[[ SOURCE DATA, beginning ]]
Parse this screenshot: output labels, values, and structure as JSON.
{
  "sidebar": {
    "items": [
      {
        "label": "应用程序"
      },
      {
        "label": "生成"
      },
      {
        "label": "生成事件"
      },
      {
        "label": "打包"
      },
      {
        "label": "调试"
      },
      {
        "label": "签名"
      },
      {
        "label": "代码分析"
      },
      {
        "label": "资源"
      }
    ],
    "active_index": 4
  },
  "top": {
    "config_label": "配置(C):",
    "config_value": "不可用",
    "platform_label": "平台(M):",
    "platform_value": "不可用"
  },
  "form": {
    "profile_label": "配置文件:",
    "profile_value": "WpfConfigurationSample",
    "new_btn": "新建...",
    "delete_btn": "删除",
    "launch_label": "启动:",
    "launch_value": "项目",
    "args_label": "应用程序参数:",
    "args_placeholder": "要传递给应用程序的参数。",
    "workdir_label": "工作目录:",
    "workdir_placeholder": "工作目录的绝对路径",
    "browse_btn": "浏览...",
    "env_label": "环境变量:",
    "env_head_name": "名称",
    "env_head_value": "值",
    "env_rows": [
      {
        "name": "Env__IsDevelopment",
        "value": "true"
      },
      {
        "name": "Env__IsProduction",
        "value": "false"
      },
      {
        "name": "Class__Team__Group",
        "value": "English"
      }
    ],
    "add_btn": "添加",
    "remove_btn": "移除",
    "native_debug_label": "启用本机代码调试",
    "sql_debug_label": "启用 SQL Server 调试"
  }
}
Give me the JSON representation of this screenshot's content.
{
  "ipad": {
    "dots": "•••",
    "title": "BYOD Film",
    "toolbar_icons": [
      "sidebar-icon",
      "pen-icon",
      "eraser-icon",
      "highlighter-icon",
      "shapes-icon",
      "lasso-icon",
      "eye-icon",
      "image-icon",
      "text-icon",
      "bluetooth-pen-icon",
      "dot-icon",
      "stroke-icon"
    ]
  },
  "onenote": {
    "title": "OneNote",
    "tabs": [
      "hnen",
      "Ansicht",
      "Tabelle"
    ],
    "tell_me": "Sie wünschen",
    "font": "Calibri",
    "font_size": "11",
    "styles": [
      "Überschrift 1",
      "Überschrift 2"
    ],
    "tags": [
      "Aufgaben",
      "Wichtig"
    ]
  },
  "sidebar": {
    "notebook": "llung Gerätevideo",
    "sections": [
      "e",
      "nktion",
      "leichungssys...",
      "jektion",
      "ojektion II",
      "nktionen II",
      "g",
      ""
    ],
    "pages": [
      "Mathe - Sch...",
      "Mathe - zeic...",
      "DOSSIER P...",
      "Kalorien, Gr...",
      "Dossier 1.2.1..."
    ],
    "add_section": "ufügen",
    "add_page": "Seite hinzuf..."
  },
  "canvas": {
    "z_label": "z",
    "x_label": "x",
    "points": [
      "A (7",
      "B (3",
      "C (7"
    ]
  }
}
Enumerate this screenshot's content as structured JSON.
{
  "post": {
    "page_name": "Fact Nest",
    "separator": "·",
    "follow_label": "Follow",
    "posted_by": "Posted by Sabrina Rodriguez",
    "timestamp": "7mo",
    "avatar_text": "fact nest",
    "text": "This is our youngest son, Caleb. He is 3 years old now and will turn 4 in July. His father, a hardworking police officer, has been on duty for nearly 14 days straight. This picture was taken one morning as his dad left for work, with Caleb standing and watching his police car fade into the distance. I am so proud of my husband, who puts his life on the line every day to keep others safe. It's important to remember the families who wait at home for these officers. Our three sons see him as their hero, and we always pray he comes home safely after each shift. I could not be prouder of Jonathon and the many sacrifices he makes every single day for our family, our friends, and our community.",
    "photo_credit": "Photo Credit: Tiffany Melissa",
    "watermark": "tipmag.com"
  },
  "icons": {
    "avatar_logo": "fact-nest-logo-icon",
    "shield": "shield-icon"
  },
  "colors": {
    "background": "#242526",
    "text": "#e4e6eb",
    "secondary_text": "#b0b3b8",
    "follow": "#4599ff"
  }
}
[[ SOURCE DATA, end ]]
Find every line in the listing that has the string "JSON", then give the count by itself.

OUTPUT OF THE TASK
3